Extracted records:
----------------

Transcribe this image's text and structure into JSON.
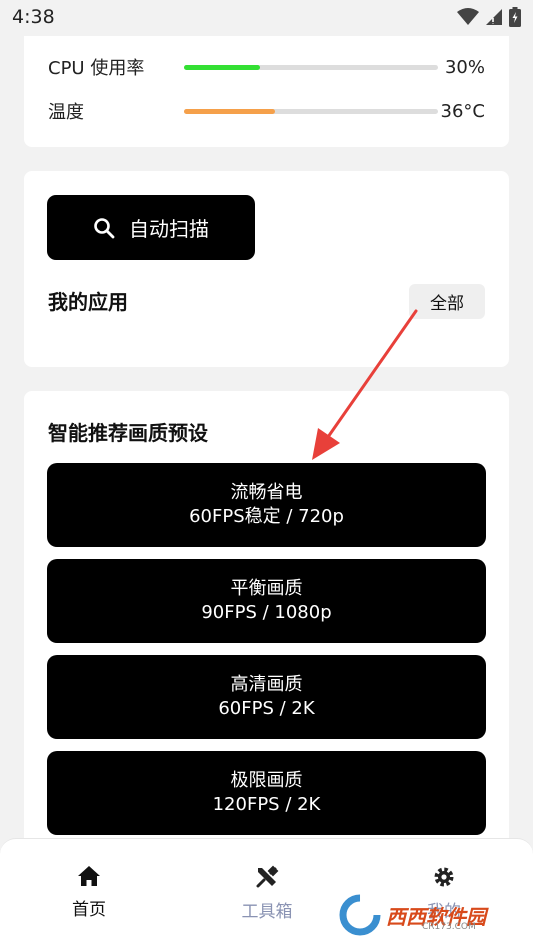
{
  "status_bar": {
    "time": "4:38"
  },
  "stats": [
    {
      "label": "CPU 使用率",
      "value": "30%",
      "level": 0.3,
      "color": "#33e033"
    },
    {
      "label": "温度",
      "value": "36°C",
      "level": 0.36,
      "color": "#f5a04a"
    }
  ],
  "apps": {
    "scan_label": "自动扫描",
    "title": "我的应用",
    "all_label": "全部"
  },
  "presets": {
    "title": "智能推荐画质预设",
    "items": [
      {
        "name": "流畅省电",
        "spec": "60FPS稳定 / 720p"
      },
      {
        "name": "平衡画质",
        "spec": "90FPS / 1080p"
      },
      {
        "name": "高清画质",
        "spec": "60FPS / 2K"
      },
      {
        "name": "极限画质",
        "spec": "120FPS / 2K"
      }
    ]
  },
  "nav": {
    "items": [
      {
        "label": "首页",
        "icon": "home-icon",
        "active": true
      },
      {
        "label": "工具箱",
        "icon": "tools-icon",
        "active": false
      },
      {
        "label": "我的",
        "icon": "gear-icon",
        "active": false
      }
    ]
  },
  "watermark": {
    "text": "西西软件园",
    "sub": "CR173.COM"
  },
  "colors": {
    "accent_active": "#111111",
    "inactive": "#8a93b3",
    "arrow": "#e8403a"
  }
}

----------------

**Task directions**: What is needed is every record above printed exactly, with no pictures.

**Response for this exercise**:
Transcribe this image's text and structure into JSON.
{
  "status_bar": {
    "time": "4:38"
  },
  "stats": [
    {
      "label": "CPU 使用率",
      "value": "30%",
      "level": 0.3,
      "color": "#33e033"
    },
    {
      "label": "温度",
      "value": "36°C",
      "level": 0.36,
      "color": "#f5a04a"
    }
  ],
  "apps": {
    "scan_label": "自动扫描",
    "title": "我的应用",
    "all_label": "全部"
  },
  "presets": {
    "title": "智能推荐画质预设",
    "items": [
      {
        "name": "流畅省电",
        "spec": "60FPS稳定 / 720p"
      },
      {
        "name": "平衡画质",
        "spec": "90FPS / 1080p"
      },
      {
        "name": "高清画质",
        "spec": "60FPS / 2K"
      },
      {
        "name": "极限画质",
        "spec": "120FPS / 2K"
      }
    ]
  },
  "nav": {
    "items": [
      {
        "label": "首页",
        "icon": "home-icon",
        "active": true
      },
      {
        "label": "工具箱",
        "icon": "tools-icon",
        "active": false
      },
      {
        "label": "我的",
        "icon": "gear-icon",
        "active": false
      }
    ]
  },
  "watermark": {
    "text": "西西软件园",
    "sub": "CR173.COM"
  },
  "colors": {
    "accent_active": "#111111",
    "inactive": "#8a93b3",
    "arrow": "#e8403a"
  }
}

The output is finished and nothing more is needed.